As an engineer in undergrad, I took a public speaking class. Somehow, the liberal arts majors were exempt from this graduation requirement. At the time, I didn’t understand the logic; my industrial engineering friends and I had no problem talking to/in front of people. Fast forward a few years, I am glad Northwestern did something about the widespread communication epidemic among engineers.
While software engineers don’t need to talk nearly as much as McKinsey consultants do, strong communication is a universally highlighted requirement on every engineering job post and a vital component to personal/work relationships. So let’s get to how to improve both your written and verbal communication.
1. Read more books
Reading is like practicing the scales for a musician; it sharpens the very foundations of communication. Reading improves diction, syntax, sentence structure, and most importantly, the ability to logically organize your thoughts.
You don’t necessarily have to read technical books to improve your ability to communicate engineering concepts. Read anything that interests you. Here’s a breakdown of my bookshelf:
- 50% memoirs (e.g. Jobs, Tyson, Reagan)
- 20% politics/history (e.g. Freakonomics, Roman Empire)
- 20% technical (e.g. Code Complete, Making Embedded Systems)
- 10% fiction (e.g. Count of Monte Cristo, Harry Potter)

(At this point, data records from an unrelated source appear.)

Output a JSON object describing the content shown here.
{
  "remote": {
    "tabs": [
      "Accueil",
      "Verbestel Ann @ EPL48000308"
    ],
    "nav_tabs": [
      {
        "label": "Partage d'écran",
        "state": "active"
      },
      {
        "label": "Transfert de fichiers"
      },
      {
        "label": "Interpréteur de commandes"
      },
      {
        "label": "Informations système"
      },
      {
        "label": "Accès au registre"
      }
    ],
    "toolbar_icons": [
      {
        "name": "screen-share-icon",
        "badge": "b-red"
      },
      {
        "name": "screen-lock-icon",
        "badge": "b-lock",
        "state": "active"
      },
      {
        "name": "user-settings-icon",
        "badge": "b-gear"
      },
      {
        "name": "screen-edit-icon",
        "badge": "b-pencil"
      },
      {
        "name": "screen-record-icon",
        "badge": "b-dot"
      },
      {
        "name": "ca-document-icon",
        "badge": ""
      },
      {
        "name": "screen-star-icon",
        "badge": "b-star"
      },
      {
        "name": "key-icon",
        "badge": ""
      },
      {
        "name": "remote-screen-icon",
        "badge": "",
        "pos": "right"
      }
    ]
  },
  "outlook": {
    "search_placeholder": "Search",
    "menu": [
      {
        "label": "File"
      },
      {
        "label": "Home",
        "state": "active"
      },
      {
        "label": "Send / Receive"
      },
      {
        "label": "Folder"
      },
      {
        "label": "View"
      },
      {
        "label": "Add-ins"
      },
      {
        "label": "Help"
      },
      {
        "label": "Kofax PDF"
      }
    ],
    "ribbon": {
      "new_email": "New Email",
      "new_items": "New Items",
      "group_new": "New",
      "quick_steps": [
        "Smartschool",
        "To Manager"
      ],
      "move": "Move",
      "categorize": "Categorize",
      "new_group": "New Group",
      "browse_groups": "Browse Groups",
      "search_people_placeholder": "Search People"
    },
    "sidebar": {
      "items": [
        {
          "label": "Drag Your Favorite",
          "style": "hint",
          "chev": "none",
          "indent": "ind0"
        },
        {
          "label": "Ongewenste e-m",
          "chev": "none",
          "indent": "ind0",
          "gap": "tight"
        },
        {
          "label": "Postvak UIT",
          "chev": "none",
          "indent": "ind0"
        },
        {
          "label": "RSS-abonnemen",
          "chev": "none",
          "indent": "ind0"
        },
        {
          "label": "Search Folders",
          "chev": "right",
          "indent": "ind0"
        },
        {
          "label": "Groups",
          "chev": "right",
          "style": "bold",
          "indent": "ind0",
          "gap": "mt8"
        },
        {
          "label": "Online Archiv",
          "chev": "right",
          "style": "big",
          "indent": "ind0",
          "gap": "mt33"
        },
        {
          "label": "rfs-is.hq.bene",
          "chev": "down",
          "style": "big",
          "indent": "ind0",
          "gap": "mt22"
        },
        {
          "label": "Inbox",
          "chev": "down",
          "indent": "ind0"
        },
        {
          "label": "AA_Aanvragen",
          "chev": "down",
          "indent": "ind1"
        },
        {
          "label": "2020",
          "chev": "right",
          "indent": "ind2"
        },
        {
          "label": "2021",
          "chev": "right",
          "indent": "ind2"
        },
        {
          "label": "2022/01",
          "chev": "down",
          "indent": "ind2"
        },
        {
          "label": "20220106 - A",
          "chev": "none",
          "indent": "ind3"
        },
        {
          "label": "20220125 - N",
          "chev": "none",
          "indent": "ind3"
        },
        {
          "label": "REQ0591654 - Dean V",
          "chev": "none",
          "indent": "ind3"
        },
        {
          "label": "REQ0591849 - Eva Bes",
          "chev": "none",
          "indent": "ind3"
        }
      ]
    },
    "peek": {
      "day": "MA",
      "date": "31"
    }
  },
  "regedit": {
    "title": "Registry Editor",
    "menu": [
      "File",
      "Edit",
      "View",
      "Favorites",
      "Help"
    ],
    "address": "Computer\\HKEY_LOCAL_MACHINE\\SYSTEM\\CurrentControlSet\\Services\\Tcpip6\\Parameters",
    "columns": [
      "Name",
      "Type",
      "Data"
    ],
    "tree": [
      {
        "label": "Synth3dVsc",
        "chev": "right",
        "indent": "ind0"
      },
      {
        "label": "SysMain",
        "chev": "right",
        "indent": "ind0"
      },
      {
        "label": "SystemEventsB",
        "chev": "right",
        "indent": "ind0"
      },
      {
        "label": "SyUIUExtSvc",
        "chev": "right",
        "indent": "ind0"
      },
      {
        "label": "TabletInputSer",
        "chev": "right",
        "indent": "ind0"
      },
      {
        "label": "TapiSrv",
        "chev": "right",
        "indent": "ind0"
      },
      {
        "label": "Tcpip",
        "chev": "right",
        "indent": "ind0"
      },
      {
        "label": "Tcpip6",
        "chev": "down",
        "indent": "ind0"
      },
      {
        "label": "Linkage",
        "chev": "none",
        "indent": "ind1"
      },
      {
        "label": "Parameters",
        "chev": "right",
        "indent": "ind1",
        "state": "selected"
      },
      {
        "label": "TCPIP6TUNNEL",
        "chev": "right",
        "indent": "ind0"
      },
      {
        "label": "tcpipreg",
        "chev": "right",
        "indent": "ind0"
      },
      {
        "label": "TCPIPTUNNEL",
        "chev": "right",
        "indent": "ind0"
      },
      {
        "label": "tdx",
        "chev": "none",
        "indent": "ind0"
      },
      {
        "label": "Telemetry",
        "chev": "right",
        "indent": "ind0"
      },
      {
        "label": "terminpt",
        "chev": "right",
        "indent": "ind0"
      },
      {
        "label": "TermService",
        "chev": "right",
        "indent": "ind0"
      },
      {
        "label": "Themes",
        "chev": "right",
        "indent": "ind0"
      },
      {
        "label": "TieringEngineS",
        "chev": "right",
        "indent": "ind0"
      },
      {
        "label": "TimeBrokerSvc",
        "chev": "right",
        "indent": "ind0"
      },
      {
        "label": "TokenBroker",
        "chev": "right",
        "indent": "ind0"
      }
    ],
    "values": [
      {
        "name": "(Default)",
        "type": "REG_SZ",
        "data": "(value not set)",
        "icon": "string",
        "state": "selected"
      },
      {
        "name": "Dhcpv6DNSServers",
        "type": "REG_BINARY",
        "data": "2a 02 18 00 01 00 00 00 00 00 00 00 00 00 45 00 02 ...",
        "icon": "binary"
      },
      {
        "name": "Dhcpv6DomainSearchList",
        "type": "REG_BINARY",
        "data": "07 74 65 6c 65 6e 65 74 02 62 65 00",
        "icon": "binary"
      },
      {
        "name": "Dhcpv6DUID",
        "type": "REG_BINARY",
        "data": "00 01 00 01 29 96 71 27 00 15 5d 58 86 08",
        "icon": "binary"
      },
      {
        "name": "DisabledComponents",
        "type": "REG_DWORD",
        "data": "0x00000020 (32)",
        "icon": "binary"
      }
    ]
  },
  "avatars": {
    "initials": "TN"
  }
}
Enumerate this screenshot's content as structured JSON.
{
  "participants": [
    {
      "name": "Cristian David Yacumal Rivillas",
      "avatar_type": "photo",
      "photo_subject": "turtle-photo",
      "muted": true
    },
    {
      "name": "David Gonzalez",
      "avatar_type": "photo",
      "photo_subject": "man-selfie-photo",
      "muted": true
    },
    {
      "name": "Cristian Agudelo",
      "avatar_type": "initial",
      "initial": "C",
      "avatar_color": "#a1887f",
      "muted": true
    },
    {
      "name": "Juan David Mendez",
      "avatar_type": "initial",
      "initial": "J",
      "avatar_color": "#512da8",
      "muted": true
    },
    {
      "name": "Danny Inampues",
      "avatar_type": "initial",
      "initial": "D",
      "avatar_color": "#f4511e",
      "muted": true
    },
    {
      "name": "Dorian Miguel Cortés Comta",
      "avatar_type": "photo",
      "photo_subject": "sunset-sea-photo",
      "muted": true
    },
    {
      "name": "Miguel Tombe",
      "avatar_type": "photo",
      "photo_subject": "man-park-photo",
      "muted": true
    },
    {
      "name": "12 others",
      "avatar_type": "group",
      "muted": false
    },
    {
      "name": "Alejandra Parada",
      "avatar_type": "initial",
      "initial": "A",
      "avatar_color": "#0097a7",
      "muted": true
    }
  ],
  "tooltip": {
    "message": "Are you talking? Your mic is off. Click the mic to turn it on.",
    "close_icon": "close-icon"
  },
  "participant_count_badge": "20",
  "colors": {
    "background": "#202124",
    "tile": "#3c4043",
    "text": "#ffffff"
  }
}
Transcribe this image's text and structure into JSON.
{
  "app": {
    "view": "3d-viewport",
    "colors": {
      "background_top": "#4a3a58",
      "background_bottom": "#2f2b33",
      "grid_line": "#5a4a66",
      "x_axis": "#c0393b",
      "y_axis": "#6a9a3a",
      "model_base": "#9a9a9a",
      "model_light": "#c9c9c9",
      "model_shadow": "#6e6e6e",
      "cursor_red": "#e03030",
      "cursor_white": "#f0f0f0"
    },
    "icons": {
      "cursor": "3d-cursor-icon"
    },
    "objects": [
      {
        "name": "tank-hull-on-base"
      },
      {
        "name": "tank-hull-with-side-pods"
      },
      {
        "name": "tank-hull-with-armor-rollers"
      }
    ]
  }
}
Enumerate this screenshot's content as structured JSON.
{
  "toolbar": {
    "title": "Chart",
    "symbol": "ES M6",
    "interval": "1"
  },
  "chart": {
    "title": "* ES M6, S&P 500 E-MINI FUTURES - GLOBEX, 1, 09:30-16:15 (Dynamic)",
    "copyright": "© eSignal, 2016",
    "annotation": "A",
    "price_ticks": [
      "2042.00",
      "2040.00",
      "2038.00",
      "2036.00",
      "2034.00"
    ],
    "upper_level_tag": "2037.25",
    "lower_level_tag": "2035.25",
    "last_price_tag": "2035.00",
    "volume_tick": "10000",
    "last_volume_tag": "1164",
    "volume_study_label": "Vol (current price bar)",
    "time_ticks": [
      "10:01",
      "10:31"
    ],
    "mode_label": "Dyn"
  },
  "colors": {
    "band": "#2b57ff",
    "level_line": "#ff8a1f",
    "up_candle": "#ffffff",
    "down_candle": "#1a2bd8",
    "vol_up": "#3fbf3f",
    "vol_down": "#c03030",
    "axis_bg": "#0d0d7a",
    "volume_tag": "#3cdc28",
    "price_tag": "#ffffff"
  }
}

With that said, different genres exercise different parts of your communication skill set:
- fiction: improves verbal communication/presentations as it contains many dialogues
- technical: improves ability to break down complex concepts in a logical manner with brevity
- nonfiction: makes you smarter overall (who doesn’t love that!)
I’ve recently been training to improve my vertical jump with the goal of being able to slam dunk before 2018. I quickly learned that the fastest way to increase your vertical is to…jump a lot. Similarly, the fastest way to become a better writer is to write a lot.
Blogging is a great platform to write about anything that interests you. The key is to practice conveying your ideas in a cohesive and concise manner. It’s akin to readable vs. unreadable code; nobody likes to read unstructured, messy, unreadable code. Same goes with all writing, especially technical/design documents where the goal is to communicate your design clearly to others.
3. Watch great speakers on YouTube
While books do improve verbal communication (especially if you read out loud), emulating other great speakers can be helpful. But choose your role models carefully; choose people who can explain technical products/concepts to an audience in clear and concise manner (with all due respect, don’t pick Elon Musk).
Some of my favorite speakers are: Steve Wozniak, Jack Ganssle, Jeff Atwood, and Steve Jobs. Jobs’ legendary product introductions are great because he’s a great communicator. As an example, watch Steve compare the Android vs. iPhone in the below video. Pay close attention to his tone, brevity (no uhms, you know, eh, hmm, well, etc.), emphasis, facial expressions, gestures and how he beautifully weaves them together to communicate his ideas to the audience.
4. Go to meetups/Toastmasters
What good is all this if you’re not putting your improved communication skills to use? Go to meetups, chat up people, and practice public speaking. Even better if you have a Toastmasters in your area and you have the guts to speak at them! Just going to a Toastmasters session once and speaking there helps a lot (that’s what I did). There’s great value in having someone analyze your speech to identify your weaknesses (for me it was saying filler words like ah, um) so you can readily improve them. Trust me, you can and will get better with practice.
Having great communication skills is power; as software engineers, we’re all too aware of this. We curse ourselves every time we refactor a poorly designed and unreadable chunk of code. Same goes with communication. Don’t be the guy that people dread communicating with; good communication for an engineer is every bit as important as technical chops and deserves continuous improvement.